I was already 10 minutes into my weekly prison class when a white woman stormed in in a huff, muttering so we all could hear that she was supposed to be released that morning but the court had apparently fucked up her paperwork. She got a little bit too close to me as she walked past and it was the first time I felt the slightest bit unnerved by an inmate.
“What are we supposed to be doing?” she asked, somewhat resigned that she wasn’t in fact, at least for the time being, going anywhere. The other women filled her in and continued doing what they had been asked to do.
As per usual (and I’m going to switch this up a bit going forward), the women are asked to tell us about something we’d be surprised to know about them—something that would dispel the way people sized them up as “junkies,” “losers,” and bad mothers.
This woman was eager to share:
“I was a professional model and did runway shows for really famous designers in the 90s. I was Miss Teen USA in (the late 80s) and we didn’t know that the judges were all professional model scouts. I got signed to Elite the next week.”
“REALLY?” I practically squealed. “Who did you do runway for?”
“I did Versace. The best thing about him was that he always let you have one piece of his clothes. Christy Turlington stole a pair of my leather pants. “
“Yep, she’s a thief.”
“Oh my God! She’s my favorite!” I said in disbelief. CHRISTY, yoga guru, peace activist, holistic skincare creator? Say it ain’t so.
She went on to say that she and some other big-named supermodels of the time started a support group for young models to keep them away from the cocaine that was all- too available to them by the industry to help keep them thin.
I realized by looking around at the rest of the women that this side conversation was a bit lost on them and was taking up way too much of their time.
She went on to say that she was held hostage for 4 years by a human trafficking ring and once released she helped to form an “underground railroad” for Asian girls to help them escape the sex trade.
At this point the other women were amazed, awed by the things she had done to help others. When, at the end of class, she handed me her paper, she wrote that she had published poetry and had some pieces of art shown at some very reputable Boston galleries. She wrote her name at the top so that I could Google her to see her Miss Teen USA photos and whatever other modeling shots I could find of her. I was excited to see what she might have looked like before she became a self-admitted drug addict, with unwashed hair, bad skin and a prison uniform.
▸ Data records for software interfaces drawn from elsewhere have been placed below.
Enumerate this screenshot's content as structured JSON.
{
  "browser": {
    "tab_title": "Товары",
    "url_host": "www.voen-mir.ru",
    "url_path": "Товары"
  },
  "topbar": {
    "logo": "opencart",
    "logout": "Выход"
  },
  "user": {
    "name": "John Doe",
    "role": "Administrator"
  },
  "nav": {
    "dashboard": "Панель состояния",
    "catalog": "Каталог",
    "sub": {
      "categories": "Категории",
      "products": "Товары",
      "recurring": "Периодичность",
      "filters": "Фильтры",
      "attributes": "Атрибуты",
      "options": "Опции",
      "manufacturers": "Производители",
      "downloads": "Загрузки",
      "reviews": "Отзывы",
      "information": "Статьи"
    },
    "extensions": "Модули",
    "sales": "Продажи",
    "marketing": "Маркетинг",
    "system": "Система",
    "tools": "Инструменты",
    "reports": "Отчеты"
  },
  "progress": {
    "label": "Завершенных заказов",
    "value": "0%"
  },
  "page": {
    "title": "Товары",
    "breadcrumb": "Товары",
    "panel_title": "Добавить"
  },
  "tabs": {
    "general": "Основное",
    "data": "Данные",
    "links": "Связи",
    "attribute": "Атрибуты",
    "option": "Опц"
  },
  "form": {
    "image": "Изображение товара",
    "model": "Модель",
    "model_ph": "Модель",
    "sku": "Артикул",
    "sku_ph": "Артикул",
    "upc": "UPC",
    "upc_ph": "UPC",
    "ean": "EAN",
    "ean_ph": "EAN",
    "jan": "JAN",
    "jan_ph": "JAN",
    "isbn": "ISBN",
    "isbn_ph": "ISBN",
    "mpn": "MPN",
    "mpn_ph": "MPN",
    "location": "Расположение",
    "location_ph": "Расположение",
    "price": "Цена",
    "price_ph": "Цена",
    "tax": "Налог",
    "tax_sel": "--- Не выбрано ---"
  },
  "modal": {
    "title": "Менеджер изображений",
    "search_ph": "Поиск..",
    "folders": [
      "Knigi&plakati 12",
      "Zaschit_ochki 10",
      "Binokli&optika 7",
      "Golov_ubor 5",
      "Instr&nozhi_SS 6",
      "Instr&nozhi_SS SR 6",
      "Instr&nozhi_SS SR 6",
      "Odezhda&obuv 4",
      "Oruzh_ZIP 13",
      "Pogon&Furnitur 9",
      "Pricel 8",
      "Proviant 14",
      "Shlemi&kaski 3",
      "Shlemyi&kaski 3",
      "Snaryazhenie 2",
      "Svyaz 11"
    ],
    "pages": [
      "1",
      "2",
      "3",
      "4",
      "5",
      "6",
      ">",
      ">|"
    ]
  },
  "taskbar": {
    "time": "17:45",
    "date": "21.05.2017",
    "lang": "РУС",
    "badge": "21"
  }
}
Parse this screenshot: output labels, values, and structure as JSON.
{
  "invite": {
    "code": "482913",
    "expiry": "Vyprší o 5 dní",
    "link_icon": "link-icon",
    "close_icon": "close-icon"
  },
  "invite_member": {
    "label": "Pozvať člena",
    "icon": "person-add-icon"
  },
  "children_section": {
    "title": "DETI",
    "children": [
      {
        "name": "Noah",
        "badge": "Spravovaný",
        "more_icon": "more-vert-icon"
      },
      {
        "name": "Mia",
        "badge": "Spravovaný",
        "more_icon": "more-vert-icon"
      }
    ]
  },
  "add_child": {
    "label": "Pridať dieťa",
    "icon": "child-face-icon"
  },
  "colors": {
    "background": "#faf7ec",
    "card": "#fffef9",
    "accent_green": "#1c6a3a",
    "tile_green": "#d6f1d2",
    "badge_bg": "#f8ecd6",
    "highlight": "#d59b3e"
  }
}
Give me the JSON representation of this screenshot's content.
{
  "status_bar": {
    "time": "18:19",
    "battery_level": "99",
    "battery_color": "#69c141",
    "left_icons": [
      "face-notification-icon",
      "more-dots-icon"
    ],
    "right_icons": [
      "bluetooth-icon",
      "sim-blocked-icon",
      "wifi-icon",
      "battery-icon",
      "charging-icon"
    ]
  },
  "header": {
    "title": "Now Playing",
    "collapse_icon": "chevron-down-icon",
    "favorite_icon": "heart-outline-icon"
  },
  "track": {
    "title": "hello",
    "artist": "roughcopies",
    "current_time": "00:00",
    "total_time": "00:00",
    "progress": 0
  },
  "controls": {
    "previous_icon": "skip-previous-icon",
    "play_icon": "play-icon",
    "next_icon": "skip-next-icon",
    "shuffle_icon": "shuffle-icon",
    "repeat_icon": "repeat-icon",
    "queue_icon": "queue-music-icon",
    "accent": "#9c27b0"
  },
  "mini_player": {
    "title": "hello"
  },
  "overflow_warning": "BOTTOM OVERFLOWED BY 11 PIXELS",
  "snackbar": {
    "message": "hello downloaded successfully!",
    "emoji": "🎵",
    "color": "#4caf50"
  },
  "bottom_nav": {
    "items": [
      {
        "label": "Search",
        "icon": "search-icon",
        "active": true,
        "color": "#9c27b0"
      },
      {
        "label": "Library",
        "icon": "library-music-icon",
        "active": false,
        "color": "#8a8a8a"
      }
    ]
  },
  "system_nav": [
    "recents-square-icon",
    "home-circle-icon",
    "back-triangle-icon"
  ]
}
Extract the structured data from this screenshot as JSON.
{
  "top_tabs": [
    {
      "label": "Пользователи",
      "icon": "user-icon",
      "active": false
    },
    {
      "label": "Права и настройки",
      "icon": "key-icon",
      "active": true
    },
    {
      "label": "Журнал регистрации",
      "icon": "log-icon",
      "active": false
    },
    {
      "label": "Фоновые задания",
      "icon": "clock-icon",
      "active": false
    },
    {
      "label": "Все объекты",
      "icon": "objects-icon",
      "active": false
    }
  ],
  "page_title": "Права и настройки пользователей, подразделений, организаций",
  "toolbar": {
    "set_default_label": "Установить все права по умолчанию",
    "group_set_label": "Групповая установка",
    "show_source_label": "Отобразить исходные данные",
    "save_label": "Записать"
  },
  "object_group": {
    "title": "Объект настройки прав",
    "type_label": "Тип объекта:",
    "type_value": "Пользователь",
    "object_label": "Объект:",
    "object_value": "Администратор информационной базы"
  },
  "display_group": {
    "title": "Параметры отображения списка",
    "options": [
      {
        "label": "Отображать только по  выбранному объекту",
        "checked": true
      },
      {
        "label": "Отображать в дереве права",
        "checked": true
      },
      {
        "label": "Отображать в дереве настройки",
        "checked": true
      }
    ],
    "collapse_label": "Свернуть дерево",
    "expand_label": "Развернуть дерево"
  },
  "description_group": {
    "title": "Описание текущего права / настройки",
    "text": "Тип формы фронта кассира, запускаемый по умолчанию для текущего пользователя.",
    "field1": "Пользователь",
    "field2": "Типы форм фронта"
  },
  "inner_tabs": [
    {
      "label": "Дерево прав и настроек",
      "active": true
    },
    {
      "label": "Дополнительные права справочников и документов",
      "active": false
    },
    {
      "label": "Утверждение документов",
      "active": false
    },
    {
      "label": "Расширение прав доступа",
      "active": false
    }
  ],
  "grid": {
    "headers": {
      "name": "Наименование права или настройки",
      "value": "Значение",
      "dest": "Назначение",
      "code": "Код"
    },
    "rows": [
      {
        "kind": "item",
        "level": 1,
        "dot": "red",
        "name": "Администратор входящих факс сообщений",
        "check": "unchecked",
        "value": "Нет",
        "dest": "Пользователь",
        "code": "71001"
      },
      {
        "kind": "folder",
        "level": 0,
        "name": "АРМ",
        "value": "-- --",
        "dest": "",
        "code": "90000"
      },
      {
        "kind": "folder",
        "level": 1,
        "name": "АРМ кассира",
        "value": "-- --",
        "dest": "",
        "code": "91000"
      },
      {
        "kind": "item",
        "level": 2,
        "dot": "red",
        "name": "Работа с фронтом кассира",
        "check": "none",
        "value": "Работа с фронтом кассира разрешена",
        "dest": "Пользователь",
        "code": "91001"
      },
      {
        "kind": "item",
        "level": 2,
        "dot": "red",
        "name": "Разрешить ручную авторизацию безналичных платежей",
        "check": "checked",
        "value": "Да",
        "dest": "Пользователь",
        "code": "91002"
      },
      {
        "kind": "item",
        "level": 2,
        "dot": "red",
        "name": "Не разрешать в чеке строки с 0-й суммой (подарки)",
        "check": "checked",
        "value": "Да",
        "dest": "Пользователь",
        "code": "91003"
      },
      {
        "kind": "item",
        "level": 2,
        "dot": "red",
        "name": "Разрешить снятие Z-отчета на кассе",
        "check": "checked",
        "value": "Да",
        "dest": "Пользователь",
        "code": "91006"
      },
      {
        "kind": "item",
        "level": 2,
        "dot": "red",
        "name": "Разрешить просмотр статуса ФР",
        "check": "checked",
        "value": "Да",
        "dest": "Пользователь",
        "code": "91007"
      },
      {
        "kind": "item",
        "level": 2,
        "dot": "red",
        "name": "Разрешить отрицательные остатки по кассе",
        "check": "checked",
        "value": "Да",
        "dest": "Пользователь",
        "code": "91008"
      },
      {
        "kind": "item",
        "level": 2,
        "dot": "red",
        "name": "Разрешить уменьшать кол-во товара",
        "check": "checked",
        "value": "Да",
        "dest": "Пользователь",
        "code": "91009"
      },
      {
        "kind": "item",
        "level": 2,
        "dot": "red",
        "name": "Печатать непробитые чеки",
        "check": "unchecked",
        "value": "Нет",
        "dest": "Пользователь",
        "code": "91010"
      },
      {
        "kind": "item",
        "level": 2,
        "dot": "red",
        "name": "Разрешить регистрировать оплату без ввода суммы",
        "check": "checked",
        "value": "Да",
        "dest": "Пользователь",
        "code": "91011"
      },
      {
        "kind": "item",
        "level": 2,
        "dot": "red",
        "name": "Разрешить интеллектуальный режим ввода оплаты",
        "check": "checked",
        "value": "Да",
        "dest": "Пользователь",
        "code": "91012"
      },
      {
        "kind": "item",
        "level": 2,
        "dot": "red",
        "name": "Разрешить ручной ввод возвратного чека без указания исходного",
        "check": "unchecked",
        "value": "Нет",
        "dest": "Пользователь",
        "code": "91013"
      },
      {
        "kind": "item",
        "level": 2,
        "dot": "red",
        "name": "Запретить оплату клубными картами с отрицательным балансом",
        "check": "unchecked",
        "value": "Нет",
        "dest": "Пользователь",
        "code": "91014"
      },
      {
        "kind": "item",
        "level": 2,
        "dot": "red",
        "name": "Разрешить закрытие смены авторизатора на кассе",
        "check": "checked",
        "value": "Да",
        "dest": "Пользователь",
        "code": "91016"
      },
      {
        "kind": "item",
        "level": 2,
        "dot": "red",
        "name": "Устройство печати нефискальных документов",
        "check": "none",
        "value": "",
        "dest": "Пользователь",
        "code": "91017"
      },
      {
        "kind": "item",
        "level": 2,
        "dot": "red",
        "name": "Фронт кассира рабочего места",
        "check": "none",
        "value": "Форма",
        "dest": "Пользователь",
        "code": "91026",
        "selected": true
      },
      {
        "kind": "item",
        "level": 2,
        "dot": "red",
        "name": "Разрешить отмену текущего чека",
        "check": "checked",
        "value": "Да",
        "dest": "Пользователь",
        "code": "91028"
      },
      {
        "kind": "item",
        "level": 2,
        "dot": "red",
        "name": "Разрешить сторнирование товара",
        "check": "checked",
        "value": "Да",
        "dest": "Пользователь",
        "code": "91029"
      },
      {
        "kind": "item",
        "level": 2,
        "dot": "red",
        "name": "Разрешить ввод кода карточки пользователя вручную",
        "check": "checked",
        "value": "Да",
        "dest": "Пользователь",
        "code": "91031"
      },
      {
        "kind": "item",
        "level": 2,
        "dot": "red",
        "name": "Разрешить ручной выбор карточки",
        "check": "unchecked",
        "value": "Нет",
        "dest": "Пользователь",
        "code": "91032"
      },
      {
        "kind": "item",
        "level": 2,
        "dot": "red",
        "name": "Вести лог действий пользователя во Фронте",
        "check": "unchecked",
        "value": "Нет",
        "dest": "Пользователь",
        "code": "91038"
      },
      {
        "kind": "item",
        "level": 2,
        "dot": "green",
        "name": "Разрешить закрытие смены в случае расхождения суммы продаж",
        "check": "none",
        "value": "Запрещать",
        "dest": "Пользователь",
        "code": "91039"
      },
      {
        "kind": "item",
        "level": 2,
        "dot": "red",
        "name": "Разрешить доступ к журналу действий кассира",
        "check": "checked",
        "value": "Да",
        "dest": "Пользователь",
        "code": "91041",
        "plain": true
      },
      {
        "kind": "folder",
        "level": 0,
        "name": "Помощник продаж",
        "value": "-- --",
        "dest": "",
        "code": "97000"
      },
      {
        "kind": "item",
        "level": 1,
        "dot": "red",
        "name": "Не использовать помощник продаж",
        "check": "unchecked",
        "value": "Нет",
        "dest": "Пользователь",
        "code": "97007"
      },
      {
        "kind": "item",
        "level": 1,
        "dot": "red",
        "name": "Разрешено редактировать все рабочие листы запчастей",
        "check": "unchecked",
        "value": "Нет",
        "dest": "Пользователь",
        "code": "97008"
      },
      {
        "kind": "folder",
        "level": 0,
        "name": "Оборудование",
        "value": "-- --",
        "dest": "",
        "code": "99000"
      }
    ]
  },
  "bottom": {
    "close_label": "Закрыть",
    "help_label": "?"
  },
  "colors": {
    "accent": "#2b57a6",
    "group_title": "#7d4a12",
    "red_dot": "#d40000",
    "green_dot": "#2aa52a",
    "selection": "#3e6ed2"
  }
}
After class I ran up to the woman who runs the program and asked, maybe too excitedly, if she knew that the woman was a RUNWAY model in the 90s?! I told her that she had written down her name so I could look her up online. The program director pulled me by the hand and said, “We’re doing this now.”
We went into her office and used every search term we could use to find her. Nothing.
“She totally lied to you,” she said, understanding my disappointment. “These women are some of the most manipulative women I’ve ever known. They have to be to live on the streets and do what they do to make money to support their habits and lifestyle.”
“When I get home I’m going to keep searching,” I said. I SO wanted this to be true to prove that someone could not randomly pick something so specific, giving me what was purported to be her professional name so that I could see her in all of her glory. Was she feeding into whatever I may have been putting out there in my excitement? Did the vapid starfucker in me come out?
Truth be told, she didn’t have the features that models have. She was only 5’10’’ a teeny bit shorter than most runway models. I searched obsessively for her for over an hour. I found the list of Miss Teen USA contestants and winners since its beginning and her name wasn’t among them. I combined every possible first name, middle name and last name that she gave me with “model”, “Versace,” “Elite,” and the only thing that came up was a woman who was burned at the stake in 1620 for being a witch.
Something very similar happened to me at my first job with a disenfranchised population: Without any training, I answered phones at the largest AIDS organization in New England for newly diagnosed people with HIV and AIDS. Even though the majority of the clients we served were gay men, it was just seeping into the addict population. One day I picked up a call and a woman had me in tears with an incredible and seemingly genuine sob story about stolen money, eviction, lack of food and medication. I told her to come to our offices immediately so I could get her the frozen food we had on hand and some free legal and housing advice. When I told my co-workers her name, they just laughed and told me that she was an addict and made these types of calls weekly to take whatever it was we would give her. I had been played.
I know people who get caught up in their own lies, who like the inmate above has probably convinced herself that she had done all the things she claimed. Was that her purpose, to make her feel worthy? Was she trying to impress me and the other inmates? Why was it so important to me that the things she claimed were true? I don’t want to be hardened to these women. I want to take what they choose to share at face value. I’m not sure I have the instincts to know what is true but I fear that if I start looking at what I’m doing with skepticism it could take away from an experience that has changed my life.